Please copy every line from the following entries in which the word "Chirag" appears.

RECORD SET Start Marker

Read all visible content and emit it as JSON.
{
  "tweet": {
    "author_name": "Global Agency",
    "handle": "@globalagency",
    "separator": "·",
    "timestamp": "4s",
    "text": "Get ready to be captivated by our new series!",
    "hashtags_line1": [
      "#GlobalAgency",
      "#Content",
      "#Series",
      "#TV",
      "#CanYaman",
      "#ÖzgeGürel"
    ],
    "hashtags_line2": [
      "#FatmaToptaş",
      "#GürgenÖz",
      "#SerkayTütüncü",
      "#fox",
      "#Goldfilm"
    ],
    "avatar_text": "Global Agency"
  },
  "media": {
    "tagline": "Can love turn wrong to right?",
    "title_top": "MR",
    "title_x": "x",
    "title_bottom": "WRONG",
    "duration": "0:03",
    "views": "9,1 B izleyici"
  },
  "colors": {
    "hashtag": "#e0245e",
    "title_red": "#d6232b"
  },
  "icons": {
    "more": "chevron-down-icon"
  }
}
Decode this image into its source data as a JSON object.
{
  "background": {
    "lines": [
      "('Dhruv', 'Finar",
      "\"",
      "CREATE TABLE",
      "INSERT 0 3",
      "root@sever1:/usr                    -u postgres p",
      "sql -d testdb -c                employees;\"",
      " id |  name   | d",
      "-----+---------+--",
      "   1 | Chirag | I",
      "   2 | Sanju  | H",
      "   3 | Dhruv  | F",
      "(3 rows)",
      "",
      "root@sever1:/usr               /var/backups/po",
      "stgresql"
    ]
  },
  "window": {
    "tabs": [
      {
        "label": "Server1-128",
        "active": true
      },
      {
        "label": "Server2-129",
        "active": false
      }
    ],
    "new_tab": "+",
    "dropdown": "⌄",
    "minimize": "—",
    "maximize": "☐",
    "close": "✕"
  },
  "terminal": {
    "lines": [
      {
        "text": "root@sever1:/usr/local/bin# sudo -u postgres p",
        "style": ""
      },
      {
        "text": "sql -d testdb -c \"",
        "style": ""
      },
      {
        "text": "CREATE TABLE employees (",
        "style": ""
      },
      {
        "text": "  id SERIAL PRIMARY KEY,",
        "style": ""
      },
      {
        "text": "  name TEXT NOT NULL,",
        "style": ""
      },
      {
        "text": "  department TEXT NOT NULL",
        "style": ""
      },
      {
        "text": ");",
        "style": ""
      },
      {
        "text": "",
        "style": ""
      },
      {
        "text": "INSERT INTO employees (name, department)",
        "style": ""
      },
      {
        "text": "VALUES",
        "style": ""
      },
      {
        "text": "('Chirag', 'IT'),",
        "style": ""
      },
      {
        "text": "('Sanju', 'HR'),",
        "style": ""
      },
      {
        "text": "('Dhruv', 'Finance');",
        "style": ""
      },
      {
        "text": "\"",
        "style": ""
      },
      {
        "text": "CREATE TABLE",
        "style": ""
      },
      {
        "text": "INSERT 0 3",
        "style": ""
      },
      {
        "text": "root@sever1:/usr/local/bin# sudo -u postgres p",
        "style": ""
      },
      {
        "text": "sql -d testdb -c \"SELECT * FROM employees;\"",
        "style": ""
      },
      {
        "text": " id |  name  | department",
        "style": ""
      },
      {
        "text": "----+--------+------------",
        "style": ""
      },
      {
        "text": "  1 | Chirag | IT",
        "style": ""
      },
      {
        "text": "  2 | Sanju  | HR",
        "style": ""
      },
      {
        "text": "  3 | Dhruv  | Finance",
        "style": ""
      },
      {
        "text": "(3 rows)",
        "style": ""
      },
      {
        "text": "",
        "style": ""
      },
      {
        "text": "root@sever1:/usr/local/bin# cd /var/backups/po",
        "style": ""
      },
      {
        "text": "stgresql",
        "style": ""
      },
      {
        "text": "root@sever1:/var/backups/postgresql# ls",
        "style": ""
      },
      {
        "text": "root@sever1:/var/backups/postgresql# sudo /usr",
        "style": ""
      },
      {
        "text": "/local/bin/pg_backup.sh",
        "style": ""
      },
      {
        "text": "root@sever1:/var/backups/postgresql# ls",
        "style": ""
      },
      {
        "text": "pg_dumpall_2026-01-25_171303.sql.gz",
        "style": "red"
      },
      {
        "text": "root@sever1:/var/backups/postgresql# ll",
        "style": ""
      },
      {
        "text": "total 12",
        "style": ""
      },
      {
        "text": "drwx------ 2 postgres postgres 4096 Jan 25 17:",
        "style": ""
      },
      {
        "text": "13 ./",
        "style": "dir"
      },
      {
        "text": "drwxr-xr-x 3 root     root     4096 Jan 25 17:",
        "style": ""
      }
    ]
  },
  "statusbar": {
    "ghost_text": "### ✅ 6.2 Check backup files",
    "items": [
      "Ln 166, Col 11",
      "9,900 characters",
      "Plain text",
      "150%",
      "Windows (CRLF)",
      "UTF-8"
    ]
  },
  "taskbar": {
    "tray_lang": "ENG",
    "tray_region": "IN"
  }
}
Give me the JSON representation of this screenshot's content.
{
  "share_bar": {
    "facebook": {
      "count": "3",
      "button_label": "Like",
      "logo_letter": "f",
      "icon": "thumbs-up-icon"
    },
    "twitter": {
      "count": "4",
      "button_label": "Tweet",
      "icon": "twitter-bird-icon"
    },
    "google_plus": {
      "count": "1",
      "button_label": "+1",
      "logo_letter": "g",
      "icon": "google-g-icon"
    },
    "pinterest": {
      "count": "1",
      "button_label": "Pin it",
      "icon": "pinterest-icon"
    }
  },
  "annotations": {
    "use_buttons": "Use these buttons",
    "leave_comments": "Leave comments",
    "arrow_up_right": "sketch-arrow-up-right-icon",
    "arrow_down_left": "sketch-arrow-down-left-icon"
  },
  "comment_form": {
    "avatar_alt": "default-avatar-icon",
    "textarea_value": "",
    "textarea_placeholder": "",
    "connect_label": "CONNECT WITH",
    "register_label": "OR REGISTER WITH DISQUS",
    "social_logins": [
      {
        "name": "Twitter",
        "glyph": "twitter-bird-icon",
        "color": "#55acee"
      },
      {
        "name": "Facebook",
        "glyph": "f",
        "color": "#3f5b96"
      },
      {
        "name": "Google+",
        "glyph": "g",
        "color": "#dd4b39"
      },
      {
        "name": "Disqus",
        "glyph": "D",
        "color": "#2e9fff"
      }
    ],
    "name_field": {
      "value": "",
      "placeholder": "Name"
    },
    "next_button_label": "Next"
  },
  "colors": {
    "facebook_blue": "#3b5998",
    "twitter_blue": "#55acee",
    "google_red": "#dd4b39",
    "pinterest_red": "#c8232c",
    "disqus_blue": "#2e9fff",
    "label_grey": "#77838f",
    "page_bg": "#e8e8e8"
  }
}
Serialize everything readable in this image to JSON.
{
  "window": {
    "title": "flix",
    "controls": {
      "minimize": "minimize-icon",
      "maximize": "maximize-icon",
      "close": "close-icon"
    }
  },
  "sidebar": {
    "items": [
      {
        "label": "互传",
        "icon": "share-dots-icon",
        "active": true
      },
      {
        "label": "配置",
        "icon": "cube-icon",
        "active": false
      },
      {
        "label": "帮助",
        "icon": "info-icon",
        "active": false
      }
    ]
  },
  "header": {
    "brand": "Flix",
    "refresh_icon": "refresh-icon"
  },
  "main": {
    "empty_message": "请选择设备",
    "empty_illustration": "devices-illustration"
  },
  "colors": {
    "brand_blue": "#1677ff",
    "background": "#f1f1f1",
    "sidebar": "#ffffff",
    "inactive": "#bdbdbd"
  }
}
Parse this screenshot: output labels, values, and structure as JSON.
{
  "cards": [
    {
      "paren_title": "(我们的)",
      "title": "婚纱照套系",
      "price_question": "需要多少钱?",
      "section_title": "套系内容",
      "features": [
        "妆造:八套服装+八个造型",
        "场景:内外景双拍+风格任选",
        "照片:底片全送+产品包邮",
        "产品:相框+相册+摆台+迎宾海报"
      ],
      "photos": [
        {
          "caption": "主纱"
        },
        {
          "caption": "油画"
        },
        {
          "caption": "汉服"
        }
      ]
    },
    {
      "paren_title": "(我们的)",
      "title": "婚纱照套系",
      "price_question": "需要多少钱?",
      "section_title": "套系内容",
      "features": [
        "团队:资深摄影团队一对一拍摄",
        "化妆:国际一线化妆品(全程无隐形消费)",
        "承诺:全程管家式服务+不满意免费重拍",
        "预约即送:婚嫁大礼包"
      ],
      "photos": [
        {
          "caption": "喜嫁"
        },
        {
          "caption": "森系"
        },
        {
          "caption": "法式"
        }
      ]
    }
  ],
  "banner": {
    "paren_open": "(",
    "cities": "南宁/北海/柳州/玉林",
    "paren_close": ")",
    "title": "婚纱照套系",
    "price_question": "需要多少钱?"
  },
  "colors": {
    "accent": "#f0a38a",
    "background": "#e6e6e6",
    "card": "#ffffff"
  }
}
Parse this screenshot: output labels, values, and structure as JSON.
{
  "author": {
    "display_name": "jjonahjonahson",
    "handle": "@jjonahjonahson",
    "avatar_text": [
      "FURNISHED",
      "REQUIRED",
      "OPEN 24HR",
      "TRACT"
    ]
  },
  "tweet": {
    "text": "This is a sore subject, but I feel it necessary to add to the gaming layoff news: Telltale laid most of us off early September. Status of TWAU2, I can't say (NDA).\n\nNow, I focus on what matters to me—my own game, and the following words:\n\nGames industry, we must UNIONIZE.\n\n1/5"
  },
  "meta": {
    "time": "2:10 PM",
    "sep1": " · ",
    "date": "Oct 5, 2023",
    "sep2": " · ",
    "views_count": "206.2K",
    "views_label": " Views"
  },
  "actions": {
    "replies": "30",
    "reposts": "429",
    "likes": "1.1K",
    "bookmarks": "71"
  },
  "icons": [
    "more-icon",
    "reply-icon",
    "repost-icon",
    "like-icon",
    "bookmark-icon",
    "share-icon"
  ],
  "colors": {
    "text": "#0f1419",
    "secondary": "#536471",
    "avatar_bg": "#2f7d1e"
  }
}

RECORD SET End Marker

▸ FINAL ANSWER
      "   1 | Chirag | I",
        "text": "('Chirag', 'IT'),",
        "text": "  1 | Chirag | IT",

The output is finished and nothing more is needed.